[Records for the task Boundary: Start]
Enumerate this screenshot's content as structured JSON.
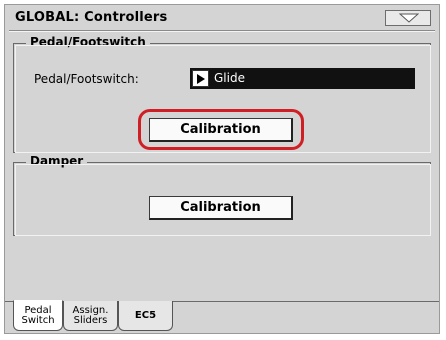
{
  "title": "GLOBAL: Controllers",
  "menu": {
    "icon": "dropdown-triangle-icon"
  },
  "pedal_section": {
    "legend": "Pedal/Footswitch",
    "field_label": "Pedal/Footswitch:",
    "field_value": "Glide",
    "arrow_icon": "play-arrow-icon",
    "calibration_label": "Calibration"
  },
  "damper_section": {
    "legend": "Damper",
    "calibration_label": "Calibration"
  },
  "tabs": [
    {
      "line1": "Pedal",
      "line2": "Switch",
      "active": true
    },
    {
      "line1": "Assign.",
      "line2": "Sliders",
      "active": false
    },
    {
      "line1": "EC5",
      "line2": "",
      "active": false
    }
  ],
  "colors": {
    "highlight": "#d01f24",
    "background": "#d4d4d4"
  }
}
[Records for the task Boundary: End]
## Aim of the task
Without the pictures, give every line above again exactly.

## Answer for this exercise
Enumerate this screenshot's content as structured JSON.
{
  "title": "GLOBAL: Controllers",
  "menu": {
    "icon": "dropdown-triangle-icon"
  },
  "pedal_section": {
    "legend": "Pedal/Footswitch",
    "field_label": "Pedal/Footswitch:",
    "field_value": "Glide",
    "arrow_icon": "play-arrow-icon",
    "calibration_label": "Calibration"
  },
  "damper_section": {
    "legend": "Damper",
    "calibration_label": "Calibration"
  },
  "tabs": [
    {
      "line1": "Pedal",
      "line2": "Switch",
      "active": true
    },
    {
      "line1": "Assign.",
      "line2": "Sliders",
      "active": false
    },
    {
      "line1": "EC5",
      "line2": "",
      "active": false
    }
  ],
  "colors": {
    "highlight": "#d01f24",
    "background": "#d4d4d4"
  }
}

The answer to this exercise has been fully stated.